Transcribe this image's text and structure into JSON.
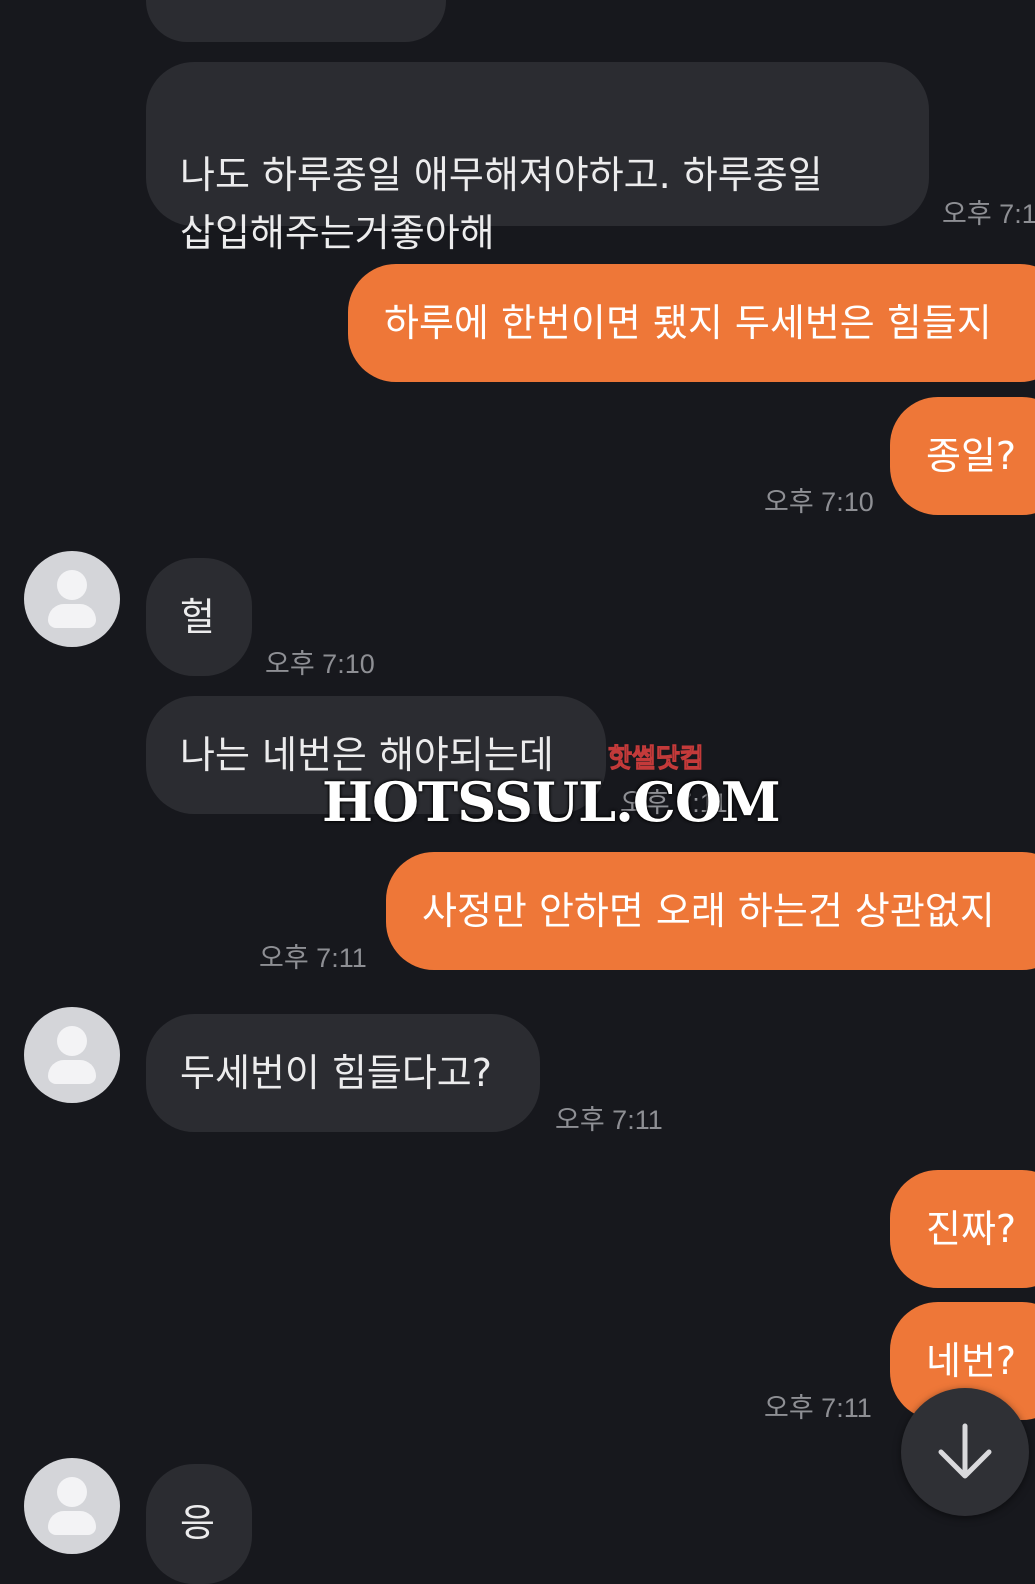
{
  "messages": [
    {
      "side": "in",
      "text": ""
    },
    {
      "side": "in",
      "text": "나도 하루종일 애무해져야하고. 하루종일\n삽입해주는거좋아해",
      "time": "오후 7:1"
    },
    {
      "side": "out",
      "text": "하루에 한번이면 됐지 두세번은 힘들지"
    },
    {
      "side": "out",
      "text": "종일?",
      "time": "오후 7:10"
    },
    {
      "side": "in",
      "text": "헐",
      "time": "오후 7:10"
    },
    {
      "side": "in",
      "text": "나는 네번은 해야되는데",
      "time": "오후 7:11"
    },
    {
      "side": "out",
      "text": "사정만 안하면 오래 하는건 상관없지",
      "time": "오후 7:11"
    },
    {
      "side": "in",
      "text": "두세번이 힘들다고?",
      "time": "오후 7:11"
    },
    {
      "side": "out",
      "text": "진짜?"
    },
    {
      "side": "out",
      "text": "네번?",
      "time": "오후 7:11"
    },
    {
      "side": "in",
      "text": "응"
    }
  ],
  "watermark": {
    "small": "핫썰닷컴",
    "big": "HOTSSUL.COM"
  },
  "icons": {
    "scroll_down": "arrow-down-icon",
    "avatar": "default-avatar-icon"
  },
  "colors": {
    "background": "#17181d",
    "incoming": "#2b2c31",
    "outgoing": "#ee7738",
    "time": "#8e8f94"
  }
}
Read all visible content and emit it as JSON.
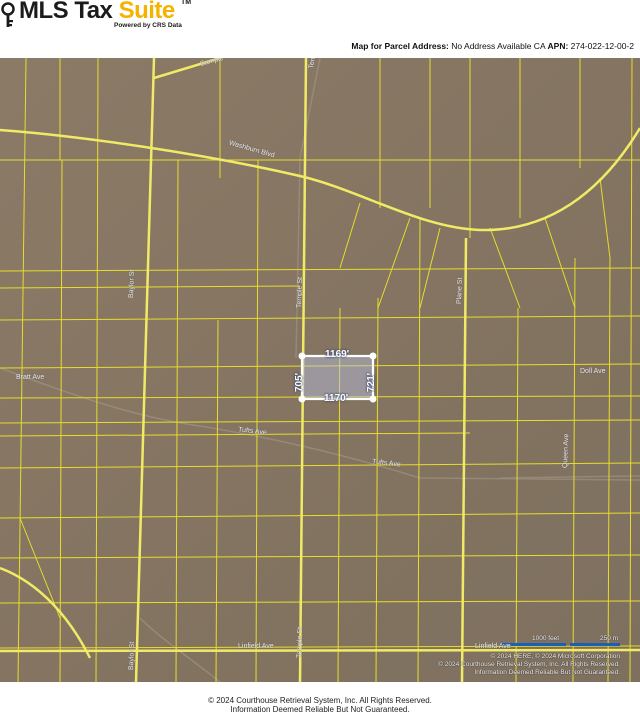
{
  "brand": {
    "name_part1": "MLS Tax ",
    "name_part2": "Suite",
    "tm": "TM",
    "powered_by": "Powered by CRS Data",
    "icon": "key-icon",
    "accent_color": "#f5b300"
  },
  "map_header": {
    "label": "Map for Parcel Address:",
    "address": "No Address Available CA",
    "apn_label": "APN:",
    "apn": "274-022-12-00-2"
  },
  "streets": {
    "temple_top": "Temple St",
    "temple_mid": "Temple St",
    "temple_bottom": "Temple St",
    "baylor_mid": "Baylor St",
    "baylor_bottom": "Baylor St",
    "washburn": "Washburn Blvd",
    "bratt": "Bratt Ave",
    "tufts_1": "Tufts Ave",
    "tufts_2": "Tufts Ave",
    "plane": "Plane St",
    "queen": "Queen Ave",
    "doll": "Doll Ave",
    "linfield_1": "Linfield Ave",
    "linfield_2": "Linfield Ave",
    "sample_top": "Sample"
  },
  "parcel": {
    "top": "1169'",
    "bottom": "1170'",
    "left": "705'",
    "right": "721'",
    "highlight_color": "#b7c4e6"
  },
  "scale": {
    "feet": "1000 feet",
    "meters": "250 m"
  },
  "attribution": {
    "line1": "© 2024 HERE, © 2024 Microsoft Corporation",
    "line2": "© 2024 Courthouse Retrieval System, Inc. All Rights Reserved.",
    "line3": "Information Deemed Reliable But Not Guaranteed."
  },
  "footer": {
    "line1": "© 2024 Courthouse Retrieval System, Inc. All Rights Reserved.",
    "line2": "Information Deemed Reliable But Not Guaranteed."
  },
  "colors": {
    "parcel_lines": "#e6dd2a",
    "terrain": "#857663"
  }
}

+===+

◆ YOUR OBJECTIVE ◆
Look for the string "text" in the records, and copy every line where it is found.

◆ FINISHED TASK ◆
Transcribe this image's text and structure into JSON.
      "text": ""
      "text": "나도 하루종일 애무해져야하고. 하루종일\n삽입해주는거좋아해",
      "text": "하루에 한번이면 됐지 두세번은 힘들지"
      "text": "종일?",
      "text": "헐",
      "text": "나는 네번은 해야되는데",
      "text": "사정만 안하면 오래 하는건 상관없지",
      "text": "두세번이 힘들다고?",
      "text": "진짜?"
      "text": "네번?",
      "text": "응"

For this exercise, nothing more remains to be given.